* Records for the task *
_ _ _ _ _
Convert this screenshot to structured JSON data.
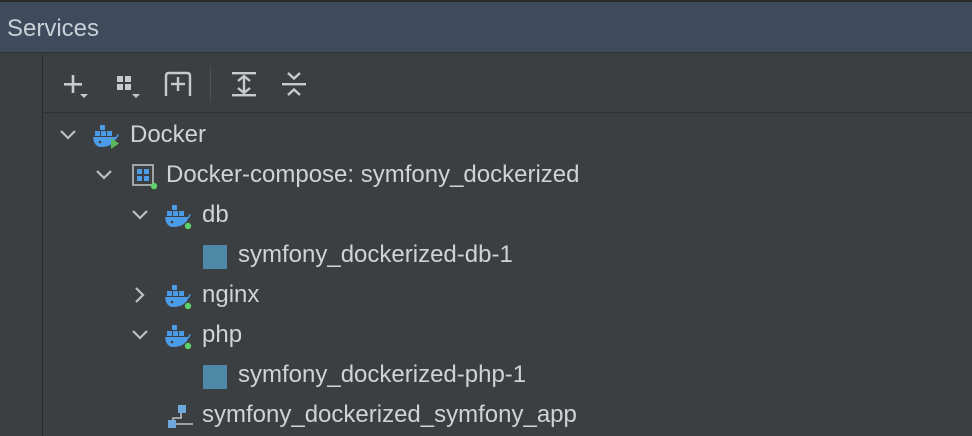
{
  "header": {
    "title": "Services"
  },
  "toolbar": {
    "buttons": [
      {
        "name": "add-service-button",
        "icon": "plus-dropdown-icon"
      },
      {
        "name": "group-by-button",
        "icon": "group-dropdown-icon"
      },
      {
        "name": "new-tab-button",
        "icon": "add-to-tab-icon"
      },
      {
        "name": "expand-all-button",
        "icon": "expand-all-icon"
      },
      {
        "name": "collapse-all-button",
        "icon": "collapse-all-icon"
      }
    ]
  },
  "tree": {
    "docker": {
      "label": "Docker",
      "icon": "docker-connected-icon",
      "expanded": true
    },
    "compose": {
      "label": "Docker-compose: symfony_dockerized",
      "icon": "compose-grid-icon",
      "expanded": true
    },
    "db": {
      "label": "db",
      "icon": "docker-service-icon",
      "expanded": true
    },
    "db_container": {
      "label": "symfony_dockerized-db-1",
      "icon": "container-square-icon"
    },
    "nginx": {
      "label": "nginx",
      "icon": "docker-service-icon",
      "expanded": false
    },
    "php": {
      "label": "php",
      "icon": "docker-service-icon",
      "expanded": true
    },
    "php_container": {
      "label": "symfony_dockerized-php-1",
      "icon": "container-square-icon"
    },
    "network": {
      "label": "symfony_dockerized_symfony_app",
      "icon": "network-icon"
    }
  },
  "colors": {
    "header_bg": "#3d4b5c",
    "panel_bg": "#3c3f41",
    "text": "#d0d3d6",
    "docker_blue": "#4c9be8",
    "status_green": "#5fd36b",
    "container_blue": "#4f87a6"
  }
}
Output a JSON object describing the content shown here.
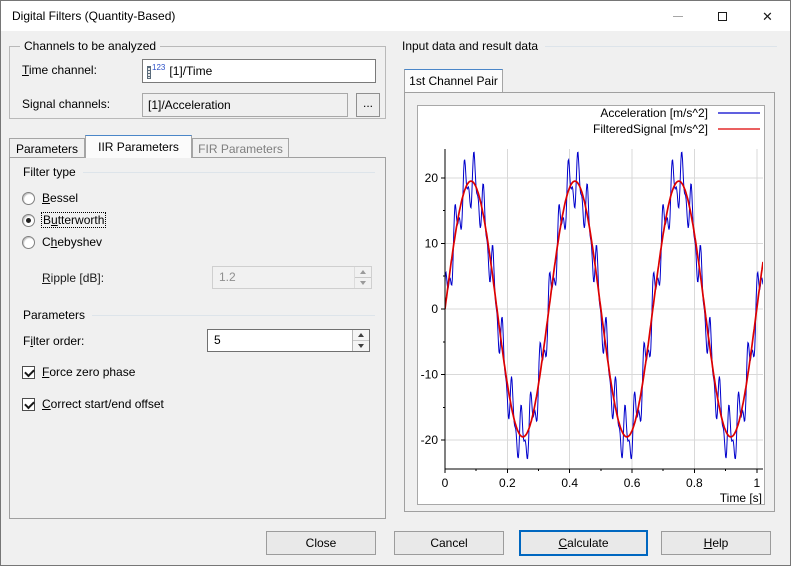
{
  "window": {
    "title": "Digital Filters (Quantity-Based)",
    "close_glyph": "✕"
  },
  "channels": {
    "group_title": "Channels to be analyzed",
    "time_channel_label": "Time channel:",
    "time_channel_value": "[1]/Time",
    "time_channel_icon": "numeric-ruler-123-icon",
    "time_channel_icon_text": "123",
    "signal_channels_label": "Signal channels:",
    "signal_channels_value": "[1]/Acceleration",
    "browse_button_label": "..."
  },
  "tabs": {
    "parameters": "Parameters",
    "iir": "IIR Parameters",
    "fir": "FIR Parameters",
    "selected": "IIR Parameters",
    "disabled": "FIR Parameters"
  },
  "iir_panel": {
    "filter_type_title": "Filter type",
    "radio_bessel": "Bessel",
    "radio_butterworth": "Butterworth",
    "radio_chebyshev": "Chebyshev",
    "selected_filter_type": "Butterworth",
    "ripple_label": "Ripple [dB]:",
    "ripple_value": "1.2",
    "ripple_enabled": false,
    "parameters_title": "Parameters",
    "filter_order_label": "Filter order:",
    "filter_order_value": "5",
    "checkbox_force_zero_phase_label": "Force zero phase",
    "checkbox_force_zero_phase_checked": true,
    "checkbox_correct_offset_label": "Correct start/end offset",
    "checkbox_correct_offset_checked": true
  },
  "result_area": {
    "group_title": "Input data and result data",
    "tab_label": "1st Channel Pair"
  },
  "chart_data": {
    "type": "line",
    "title": "",
    "xlabel": "Time [s]",
    "ylabel": "",
    "xlim": [
      0,
      1.02
    ],
    "ylim": [
      -24.4,
      24.4
    ],
    "x_ticks": [
      0,
      0.2,
      0.4,
      0.6,
      0.8,
      1
    ],
    "x_tick_labels": [
      "0",
      "0.2",
      "0.4",
      "0.6",
      "0.8",
      "1"
    ],
    "x_minor_step": 0.1,
    "y_ticks": [
      -20,
      -10,
      0,
      10,
      20
    ],
    "y_tick_labels": [
      "-20",
      "-10",
      "0",
      "10",
      "20"
    ],
    "y_minor_step": 5,
    "grid": true,
    "legend_position": "top-right",
    "duration_s": 1.02,
    "series": [
      {
        "name": "Acceleration [m/s^2]",
        "color": "#0000cc",
        "line_width": 1,
        "sample_rate_hz": 600,
        "signal": {
          "base_amplitude": 19.5,
          "base_frequency_hz": 3,
          "ripple_components": [
            {
              "amplitude": 3.4,
              "frequency_hz": 33,
              "phase_rad": 0.8
            },
            {
              "amplitude": 1.8,
              "frequency_hz": 66,
              "phase_rad": 1.2
            }
          ]
        }
      },
      {
        "name": "FilteredSignal [m/s^2]",
        "color": "#dd0000",
        "line_width": 1.7,
        "sample_rate_hz": 600,
        "signal": {
          "base_amplitude": 19.5,
          "base_frequency_hz": 3,
          "ripple_components": []
        }
      }
    ]
  },
  "footer": {
    "close": "Close",
    "cancel": "Cancel",
    "calculate": "Calculate",
    "help": "Help"
  },
  "colors": {
    "accent": "#0067c0",
    "acceleration_series": "#0000cc",
    "filtered_series": "#dd0000",
    "grid": "#d9d9d9",
    "disabled_text": "#8f8f8f"
  }
}
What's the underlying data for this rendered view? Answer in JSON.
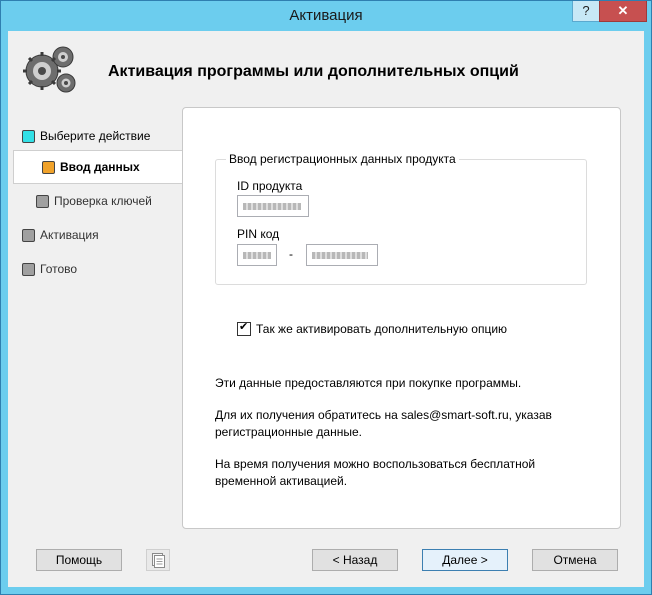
{
  "window": {
    "title": "Активация",
    "help_glyph": "?",
    "close_glyph": "✕"
  },
  "header": {
    "title": "Активация программы или дополнительных опций",
    "icon": "gears-icon"
  },
  "steps": [
    {
      "label": "Выберите действие",
      "color": "#33e0e6",
      "state": "done"
    },
    {
      "label": "Ввод данных",
      "color": "#f0a22a",
      "state": "active"
    },
    {
      "label": "Проверка ключей",
      "color": "#a0a0a0",
      "state": "pending"
    },
    {
      "label": "Активация",
      "color": "#a0a0a0",
      "state": "pending"
    },
    {
      "label": "Готово",
      "color": "#a0a0a0",
      "state": "pending"
    }
  ],
  "form": {
    "group_title": "Ввод регистрационных данных продукта",
    "product_id_label": "ID продукта",
    "pin_label": "PIN код",
    "pin_separator": "-",
    "extra_options_checkbox_label": "Так же активировать дополнительную опцию",
    "extra_options_checked": true
  },
  "info": {
    "line1": "Эти данные предоставляются при покупке программы.",
    "line2": "Для их получения обратитесь на sales@smart-soft.ru, указав регистрационные данные.",
    "line3": "На время получения можно воспользоваться бесплатной временной активацией."
  },
  "buttons": {
    "help": "Помощь",
    "back": "< Назад",
    "next": "Далее >",
    "cancel": "Отмена",
    "doc_icon": "document-icon"
  }
}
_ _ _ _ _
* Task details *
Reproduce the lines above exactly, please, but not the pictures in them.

* Output of the task *
Convert this screenshot to structured JSON data.
{
  "header": {
    "title": "Services"
  },
  "toolbar": {
    "buttons": [
      {
        "name": "add-service-button",
        "icon": "plus-dropdown-icon"
      },
      {
        "name": "group-by-button",
        "icon": "group-dropdown-icon"
      },
      {
        "name": "new-tab-button",
        "icon": "add-to-tab-icon"
      },
      {
        "name": "expand-all-button",
        "icon": "expand-all-icon"
      },
      {
        "name": "collapse-all-button",
        "icon": "collapse-all-icon"
      }
    ]
  },
  "tree": {
    "docker": {
      "label": "Docker",
      "icon": "docker-connected-icon",
      "expanded": true
    },
    "compose": {
      "label": "Docker-compose: symfony_dockerized",
      "icon": "compose-grid-icon",
      "expanded": true
    },
    "db": {
      "label": "db",
      "icon": "docker-service-icon",
      "expanded": true
    },
    "db_container": {
      "label": "symfony_dockerized-db-1",
      "icon": "container-square-icon"
    },
    "nginx": {
      "label": "nginx",
      "icon": "docker-service-icon",
      "expanded": false
    },
    "php": {
      "label": "php",
      "icon": "docker-service-icon",
      "expanded": true
    },
    "php_container": {
      "label": "symfony_dockerized-php-1",
      "icon": "container-square-icon"
    },
    "network": {
      "label": "symfony_dockerized_symfony_app",
      "icon": "network-icon"
    }
  },
  "colors": {
    "header_bg": "#3d4b5c",
    "panel_bg": "#3c3f41",
    "text": "#d0d3d6",
    "docker_blue": "#4c9be8",
    "status_green": "#5fd36b",
    "container_blue": "#4f87a6"
  }
}
Output a JSON object describing the content shown here.
{
  "window": {
    "title": "Digital Filters (Quantity-Based)",
    "close_glyph": "✕"
  },
  "channels": {
    "group_title": "Channels to be analyzed",
    "time_channel_label": "Time channel:",
    "time_channel_value": "[1]/Time",
    "time_channel_icon": "numeric-ruler-123-icon",
    "time_channel_icon_text": "123",
    "signal_channels_label": "Signal channels:",
    "signal_channels_value": "[1]/Acceleration",
    "browse_button_label": "..."
  },
  "tabs": {
    "parameters": "Parameters",
    "iir": "IIR Parameters",
    "fir": "FIR Parameters",
    "selected": "IIR Parameters",
    "disabled": "FIR Parameters"
  },
  "iir_panel": {
    "filter_type_title": "Filter type",
    "radio_bessel": "Bessel",
    "radio_butterworth": "Butterworth",
    "radio_chebyshev": "Chebyshev",
    "selected_filter_type": "Butterworth",
    "ripple_label": "Ripple [dB]:",
    "ripple_value": "1.2",
    "ripple_enabled": false,
    "parameters_title": "Parameters",
    "filter_order_label": "Filter order:",
    "filter_order_value": "5",
    "checkbox_force_zero_phase_label": "Force zero phase",
    "checkbox_force_zero_phase_checked": true,
    "checkbox_correct_offset_label": "Correct start/end offset",
    "checkbox_correct_offset_checked": true
  },
  "result_area": {
    "group_title": "Input data and result data",
    "tab_label": "1st Channel Pair"
  },
  "chart_data": {
    "type": "line",
    "title": "",
    "xlabel": "Time [s]",
    "ylabel": "",
    "xlim": [
      0,
      1.02
    ],
    "ylim": [
      -24.4,
      24.4
    ],
    "x_ticks": [
      0,
      0.2,
      0.4,
      0.6,
      0.8,
      1
    ],
    "x_tick_labels": [
      "0",
      "0.2",
      "0.4",
      "0.6",
      "0.8",
      "1"
    ],
    "x_minor_step": 0.1,
    "y_ticks": [
      -20,
      -10,
      0,
      10,
      20
    ],
    "y_tick_labels": [
      "-20",
      "-10",
      "0",
      "10",
      "20"
    ],
    "y_minor_step": 5,
    "grid": true,
    "legend_position": "top-right",
    "duration_s": 1.02,
    "series": [
      {
        "name": "Acceleration [m/s^2]",
        "color": "#0000cc",
        "line_width": 1,
        "sample_rate_hz": 600,
        "signal": {
          "base_amplitude": 19.5,
          "base_frequency_hz": 3,
          "ripple_components": [
            {
              "amplitude": 3.4,
              "frequency_hz": 33,
              "phase_rad": 0.8
            },
            {
              "amplitude": 1.8,
              "frequency_hz": 66,
              "phase_rad": 1.2
            }
          ]
        }
      },
      {
        "name": "FilteredSignal [m/s^2]",
        "color": "#dd0000",
        "line_width": 1.7,
        "sample_rate_hz": 600,
        "signal": {
          "base_amplitude": 19.5,
          "base_frequency_hz": 3,
          "ripple_components": []
        }
      }
    ]
  },
  "footer": {
    "close": "Close",
    "cancel": "Cancel",
    "calculate": "Calculate",
    "help": "Help"
  },
  "colors": {
    "accent": "#0067c0",
    "acceleration_series": "#0000cc",
    "filtered_series": "#dd0000",
    "grid": "#d9d9d9",
    "disabled_text": "#8f8f8f"
  }
}
What's the underlying data for this rendered view? Answer in JSON.
{
  "window": {
    "title": "Активация",
    "help_glyph": "?",
    "close_glyph": "✕"
  },
  "header": {
    "title": "Активация программы или дополнительных опций",
    "icon": "gears-icon"
  },
  "steps": [
    {
      "label": "Выберите действие",
      "color": "#33e0e6",
      "state": "done"
    },
    {
      "label": "Ввод данных",
      "color": "#f0a22a",
      "state": "active"
    },
    {
      "label": "Проверка ключей",
      "color": "#a0a0a0",
      "state": "pending"
    },
    {
      "label": "Активация",
      "color": "#a0a0a0",
      "state": "pending"
    },
    {
      "label": "Готово",
      "color": "#a0a0a0",
      "state": "pending"
    }
  ],
  "form": {
    "group_title": "Ввод регистрационных данных продукта",
    "product_id_label": "ID продукта",
    "pin_label": "PIN код",
    "pin_separator": "-",
    "extra_options_checkbox_label": "Так же активировать дополнительную опцию",
    "extra_options_checked": true
  },
  "info": {
    "line1": "Эти данные предоставляются при покупке программы.",
    "line2": "Для их получения обратитесь на sales@smart-soft.ru, указав регистрационные данные.",
    "line3": "На время получения можно воспользоваться бесплатной временной активацией."
  },
  "buttons": {
    "help": "Помощь",
    "back": "< Назад",
    "next": "Далее >",
    "cancel": "Отмена",
    "doc_icon": "document-icon"
  }
}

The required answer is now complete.